At the same time, Srisompob also believes that active groups or groups with views differing from the state’s will not need to use violence if there is a chance of resolving the situation through peaceful methods. During the past three to four years, the peace talks (both formal and informal) have done much to weaken the conditions for violence in the area by providing options and solutions towards opening up a neutral political space for many to participate in the dialogue. In an atmosphere where the peace processes are the main factor in resolving issues in the area, groups that use violence are not widely accepted.
Abdulroning Suetair: state enforcement of religious regulations will exacerbate the situation
Abdulroning Suetair, from the Department of Middle East Studies at Prince of Songkla University, Pattani campus
Abdulroning Suetair says the methods of ISIS and the Deep South separatist groups are very different. Both may use violence, but the chances of local groups joining up with ISIS are slim, due to the lack of various enabling factors.
“Unless there are new factors or conditions to enable local people to engage with ISIS or other Muslim communities overseas, such as religious factors (a condition experts are wary of, since ISIS grew out of religious factors), the Deep South will probably not resort to extremism. However, the government should not exacerbate the current situation, such as by building a Buddhist Park [in the area],” said Abdulroning.
Abdulroning went on to say that ISIS and extremist influence can be prevented through 1) removing all enabling conditions; 2) protecting against foreign influence, since there are as yet no individuals in the Deep South involved with ISIS, unlike in Malaysia, Indonesia, or the Philippines; and 3) strengthening local people’s ability to resist extremism through checks and balances and dialogues within and between communities.
Nevertheless, there is still the possibility that ISIS ideologies will take root in the region. This is possible through youths who use social media and are able to receive ideas in the absence of a formal organization, such as by receiving ideas online and immediately joining up.
When asked whether or not the recent increase in news coverage about ISIS in Thailand is related to the issue of building a Buddhist Park in Pattani, Abdulroning replied that the issues were unrelated. ISIS has seemingly changed tactics, from a strategy limited to Iraq and Syria to one not limited by geography. The Thai state is keeping a close eye on the situation, said the professor.

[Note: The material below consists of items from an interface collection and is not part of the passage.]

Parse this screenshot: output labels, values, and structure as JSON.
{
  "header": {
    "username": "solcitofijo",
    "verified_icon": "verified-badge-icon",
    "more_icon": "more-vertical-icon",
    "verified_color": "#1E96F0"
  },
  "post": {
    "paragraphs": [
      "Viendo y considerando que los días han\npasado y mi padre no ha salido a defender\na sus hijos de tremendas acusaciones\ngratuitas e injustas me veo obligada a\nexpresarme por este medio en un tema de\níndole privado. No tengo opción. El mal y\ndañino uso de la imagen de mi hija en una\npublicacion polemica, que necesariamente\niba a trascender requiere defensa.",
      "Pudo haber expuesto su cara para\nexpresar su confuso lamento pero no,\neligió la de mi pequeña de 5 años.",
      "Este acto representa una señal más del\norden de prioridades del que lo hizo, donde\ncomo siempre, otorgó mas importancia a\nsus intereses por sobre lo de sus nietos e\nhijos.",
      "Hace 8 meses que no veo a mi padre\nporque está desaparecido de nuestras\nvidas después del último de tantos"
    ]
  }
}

“If you ask me why we have to have preventive measures against ISIS, I would say that many of ISIS’ methods conflict with the teachings of Islam. It will be dangerous if this influence comes into the region. ISIS wants to make their name heard through the use of violence,” concluded Abdulroning.